9 Scientifically Proven Ways to Build Followers on Twitter
There have been a few academic studies of social media in the past few years, but all of them were "snapshots"--one-time views of people's social media status, not long-term studies that test what works over time. Recently, a team at Georgia Tech set out to fill that gap by studying 500,000 tweets fired off by 500 Twitter users over 15 months. "We looked at how they built their network over time and what was important to building that network," says C.J. Hutto, (@CJHutto) research scientist at Georgia Tech.
The team recently announced its findings, which offer a blueprint of scientifically proven methods for increasing your Twitter following and preventing people from unfollowing you. Here are their recommendations, in descending order of importance:
1. Don't just talk about yourself.
Non-tweeters often disparage Twitter by saying they're not interested in what others had for breakfast. Turns out, Twitter users aren't either. You're better off tweeting links to interesting pages or articles, or at least information about something other than yourself.
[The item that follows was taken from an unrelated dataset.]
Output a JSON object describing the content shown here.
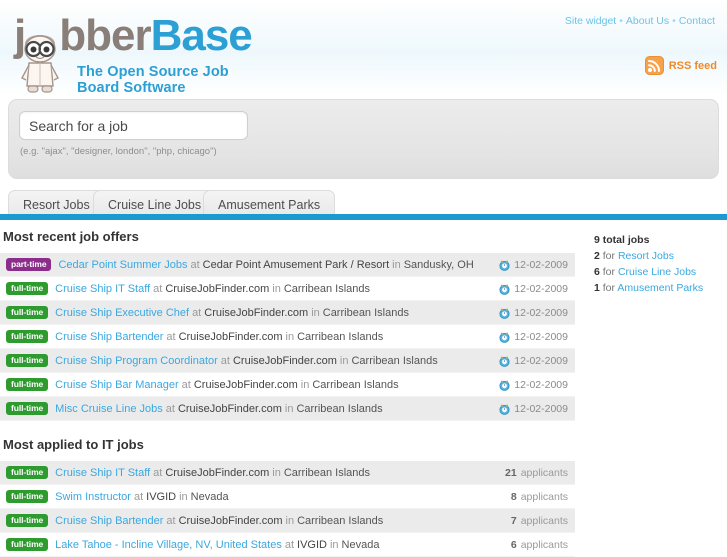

2. Engage with others.
Tweets that contain @ symbols--that is, retweets, shout-outs, and even the dreaded #FF list--engage other members of the Twitter community, and are likelier to bring your followers than simply broadcasting whatever you have to say.
3. Stay positive.
Tweets with negative words and emotions in them are much less likely to build a following than upbeat, positive tweets, the researchers found. This may be because most Twitter users don't know each other, so when they see griping they are easily turned off. "It's like your mother told you: If you don't have something nice to say, you shouldn't say anything," Hutto notes.
4. Tell the world exactly who you are.
"You get a boost in followers from filling out all aspects of your user profile, with a longer description, a profile picture, and a location," Hutto says. "It shows you're a real person."
5. Tweet often, but not in bursts.
"Burstiness," which one user described as spamming people's Twitter feeds, will lose you followers, but tweeting often is a good thing, since "it's all about being visible," Hutto says. In real terms, that translates to an optimum frequency of eight tweets per hour, the research showed.
6. Use hashtags, but sparingly.
"They're a good way to put what you're saying into context," Hutto says. "But if you use more than one in a tweet, hashtags become annoying." He adds that multiple-word hashtags become annoying more quickly because they're harder to read. "If your tweet looks like a jumbled mess, people are less likely to stay followers."
7. Show off your vocabulary.
It turns out that more sophisticated writing with longer words helps build Twitter followers. Because most Twitter users are virtual strangers to each other, "People rely on linguistic cues like spelling and vocabulary for credibility," Hutto says. "If you write like a third grader you won't get as many followers. And you'll get penalized if you use too many Twitterspeak terms or acronyms."
8. Follow your followers.
The more people you follow, the more will follow you. And if you return the favor by following people who follow you, they're less likely to unfollow you in the future. Though it's supported by the research, I have mixed feelings about this one because I myself won't follow any Twitter account unless I really want to read the tweets. On the other hand, there are many tools, such as TweetDeck, that will filter your Twitter stream. So perhaps this is good advice after all.
9. Stay on topic.
Though not completely proven by the study, the research data suggests that sticking to tweets within a particular topic area will help you build followers more quickly than if you tweet about a broad range of subjects, Hutto says. That makes sense to me: I tend to follow people who tweet about the topics I'm interested in (small business, technology, the writing game). And harking back to tip No. 4, putting your topic or topics into your profile is likely to help as well.
MINDA ZETLIN | Columnist | Co-author, The Geek Gap
Minda Zetlin is a business technology writer and speaker, co-author of The Geek Gap, and president of the American Society of Journalists and Authors.